*ABOUT THIS TASK:*
Go over the entries below line by line, copying each one that contains the word "title".

*PROVIDED RECORDS:*
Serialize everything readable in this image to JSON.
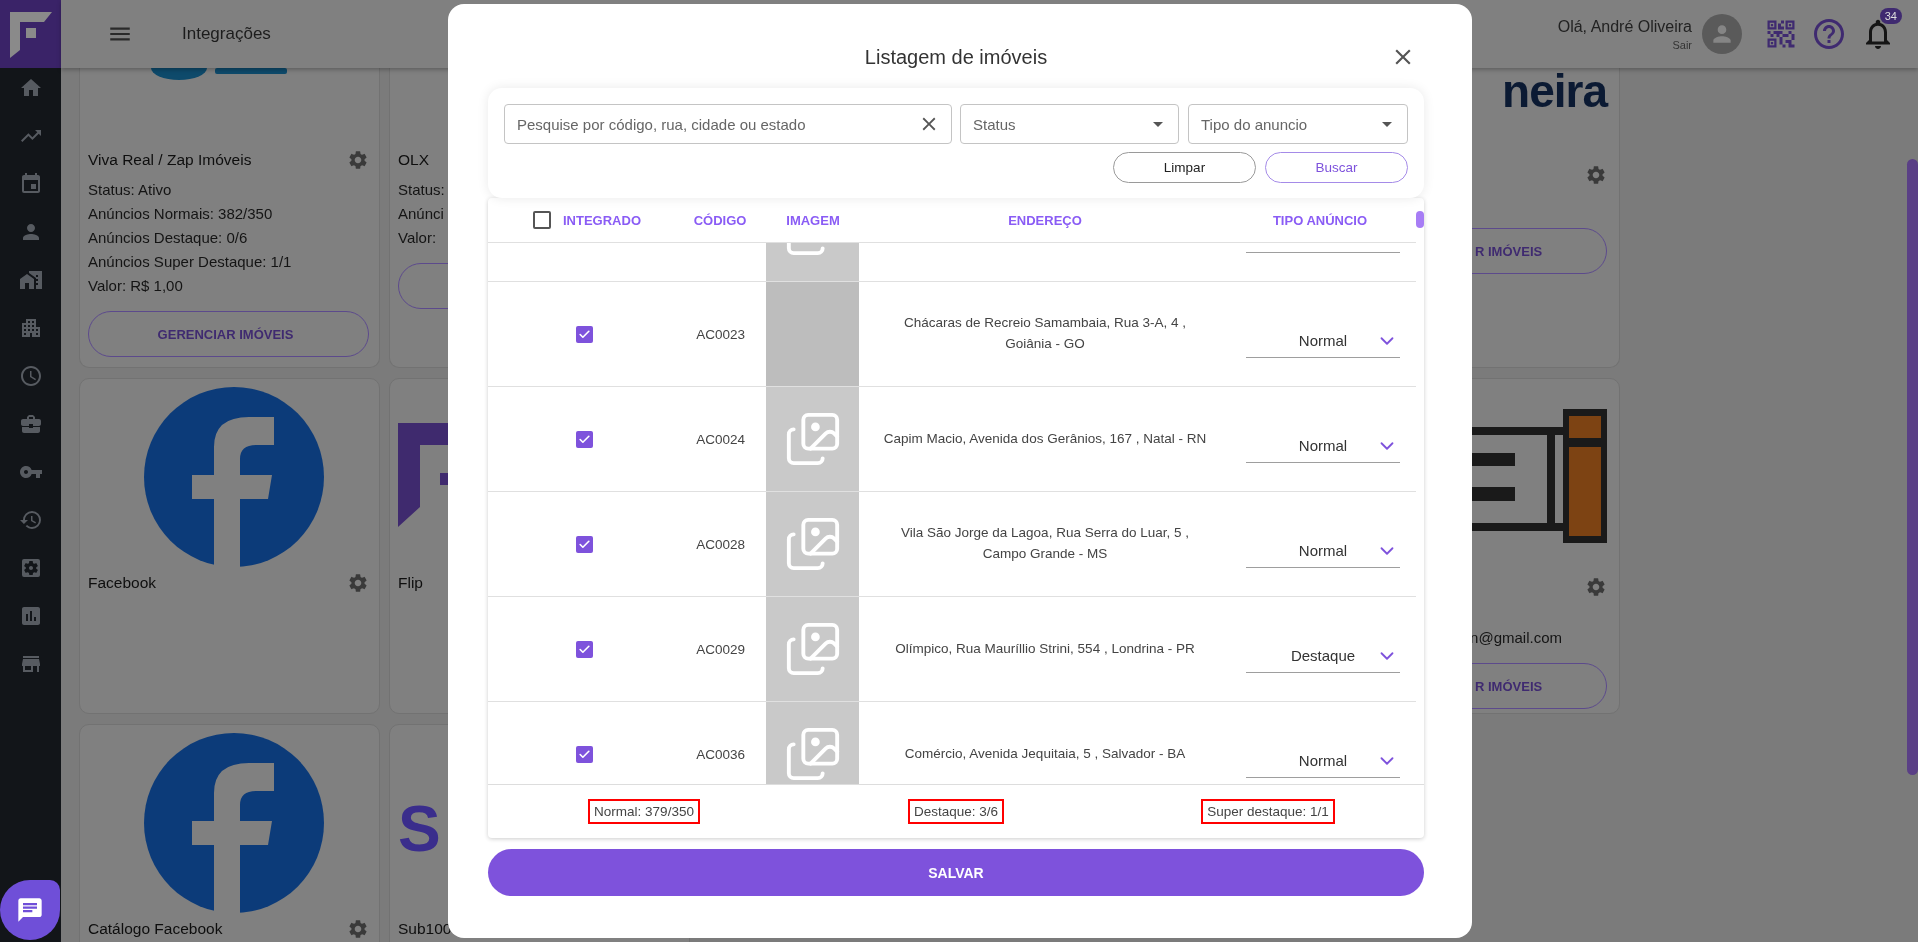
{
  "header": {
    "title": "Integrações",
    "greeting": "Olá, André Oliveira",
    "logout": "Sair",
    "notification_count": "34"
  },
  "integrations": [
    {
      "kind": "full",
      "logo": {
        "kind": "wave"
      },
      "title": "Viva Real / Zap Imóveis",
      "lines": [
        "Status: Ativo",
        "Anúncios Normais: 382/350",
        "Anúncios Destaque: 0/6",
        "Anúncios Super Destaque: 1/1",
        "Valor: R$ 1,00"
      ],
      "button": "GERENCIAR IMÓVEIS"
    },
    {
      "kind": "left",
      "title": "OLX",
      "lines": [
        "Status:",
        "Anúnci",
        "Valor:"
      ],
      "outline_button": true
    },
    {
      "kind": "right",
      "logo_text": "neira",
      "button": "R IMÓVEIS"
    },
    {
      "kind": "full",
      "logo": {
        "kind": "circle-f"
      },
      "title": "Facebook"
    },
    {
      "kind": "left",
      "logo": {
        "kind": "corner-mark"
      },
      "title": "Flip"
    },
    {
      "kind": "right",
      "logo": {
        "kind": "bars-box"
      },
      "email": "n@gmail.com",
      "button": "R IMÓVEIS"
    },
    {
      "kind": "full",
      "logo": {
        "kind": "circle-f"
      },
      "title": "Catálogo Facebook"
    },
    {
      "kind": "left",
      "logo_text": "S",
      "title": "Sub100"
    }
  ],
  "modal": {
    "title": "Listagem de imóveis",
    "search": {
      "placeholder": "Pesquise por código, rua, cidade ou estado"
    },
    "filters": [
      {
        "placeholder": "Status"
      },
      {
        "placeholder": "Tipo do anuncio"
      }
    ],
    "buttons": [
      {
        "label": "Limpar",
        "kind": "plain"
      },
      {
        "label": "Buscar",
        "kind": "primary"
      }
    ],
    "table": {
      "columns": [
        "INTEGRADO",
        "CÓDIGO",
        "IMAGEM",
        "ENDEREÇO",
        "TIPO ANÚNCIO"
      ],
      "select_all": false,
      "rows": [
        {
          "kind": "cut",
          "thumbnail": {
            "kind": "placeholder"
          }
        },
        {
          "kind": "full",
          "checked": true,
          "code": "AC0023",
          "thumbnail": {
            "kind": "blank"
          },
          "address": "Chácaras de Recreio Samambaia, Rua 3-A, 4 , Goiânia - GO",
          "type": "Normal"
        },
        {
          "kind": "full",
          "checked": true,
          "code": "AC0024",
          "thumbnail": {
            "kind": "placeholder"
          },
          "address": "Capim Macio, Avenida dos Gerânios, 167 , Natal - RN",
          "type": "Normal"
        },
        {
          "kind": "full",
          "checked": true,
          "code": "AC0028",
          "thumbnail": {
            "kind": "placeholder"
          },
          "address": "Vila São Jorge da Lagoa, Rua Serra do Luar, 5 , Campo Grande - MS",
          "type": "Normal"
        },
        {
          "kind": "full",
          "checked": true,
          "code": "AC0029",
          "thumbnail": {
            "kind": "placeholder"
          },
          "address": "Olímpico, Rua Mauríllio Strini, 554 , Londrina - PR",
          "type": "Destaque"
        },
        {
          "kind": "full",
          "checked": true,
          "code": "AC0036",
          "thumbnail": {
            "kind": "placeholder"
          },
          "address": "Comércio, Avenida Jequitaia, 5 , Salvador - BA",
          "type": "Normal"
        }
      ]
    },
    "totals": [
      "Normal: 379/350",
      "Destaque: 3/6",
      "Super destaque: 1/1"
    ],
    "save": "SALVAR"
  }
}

*WRITTEN ANSWER:*
    "title": "Integrações",
      "title": "Viva Real / Zap Imóveis",
      "title": "OLX",
      "title": "Facebook"
      "title": "Flip"
      "title": "Catálogo Facebook"
      "title": "Sub100"
    "title": "Listagem de imóveis",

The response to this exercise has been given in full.